» Excerpts from a dataset
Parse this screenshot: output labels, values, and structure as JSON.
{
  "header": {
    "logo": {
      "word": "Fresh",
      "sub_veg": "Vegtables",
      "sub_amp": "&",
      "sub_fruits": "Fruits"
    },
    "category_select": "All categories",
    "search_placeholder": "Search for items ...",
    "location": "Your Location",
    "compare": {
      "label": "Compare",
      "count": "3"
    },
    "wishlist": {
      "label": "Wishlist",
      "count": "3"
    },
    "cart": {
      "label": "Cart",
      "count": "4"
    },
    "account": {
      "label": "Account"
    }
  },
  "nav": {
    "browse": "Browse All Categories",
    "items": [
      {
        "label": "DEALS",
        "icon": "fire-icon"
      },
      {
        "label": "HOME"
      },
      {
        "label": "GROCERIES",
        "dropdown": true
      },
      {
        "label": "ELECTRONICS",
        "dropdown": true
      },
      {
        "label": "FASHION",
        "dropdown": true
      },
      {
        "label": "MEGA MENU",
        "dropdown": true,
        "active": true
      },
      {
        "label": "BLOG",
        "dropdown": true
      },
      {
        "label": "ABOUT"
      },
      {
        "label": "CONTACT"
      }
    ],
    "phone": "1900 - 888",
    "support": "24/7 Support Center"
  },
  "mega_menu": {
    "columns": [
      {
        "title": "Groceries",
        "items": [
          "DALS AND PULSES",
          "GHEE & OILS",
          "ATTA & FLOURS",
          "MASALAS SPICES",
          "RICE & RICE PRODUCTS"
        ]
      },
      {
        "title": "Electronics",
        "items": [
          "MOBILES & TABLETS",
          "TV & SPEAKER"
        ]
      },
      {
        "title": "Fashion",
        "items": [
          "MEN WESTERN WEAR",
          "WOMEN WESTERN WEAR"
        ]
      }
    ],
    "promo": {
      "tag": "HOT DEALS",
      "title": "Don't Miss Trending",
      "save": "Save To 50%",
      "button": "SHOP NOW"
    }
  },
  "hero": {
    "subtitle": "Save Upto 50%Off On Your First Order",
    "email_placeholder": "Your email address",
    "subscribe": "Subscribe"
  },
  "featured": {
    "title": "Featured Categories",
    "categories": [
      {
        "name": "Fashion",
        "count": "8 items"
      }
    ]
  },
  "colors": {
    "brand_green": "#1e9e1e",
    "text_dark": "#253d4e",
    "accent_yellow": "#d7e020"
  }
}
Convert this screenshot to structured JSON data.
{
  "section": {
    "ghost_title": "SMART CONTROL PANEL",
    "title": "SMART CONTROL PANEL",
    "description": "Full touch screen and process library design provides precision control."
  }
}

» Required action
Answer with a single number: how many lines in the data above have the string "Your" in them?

» Solution below
3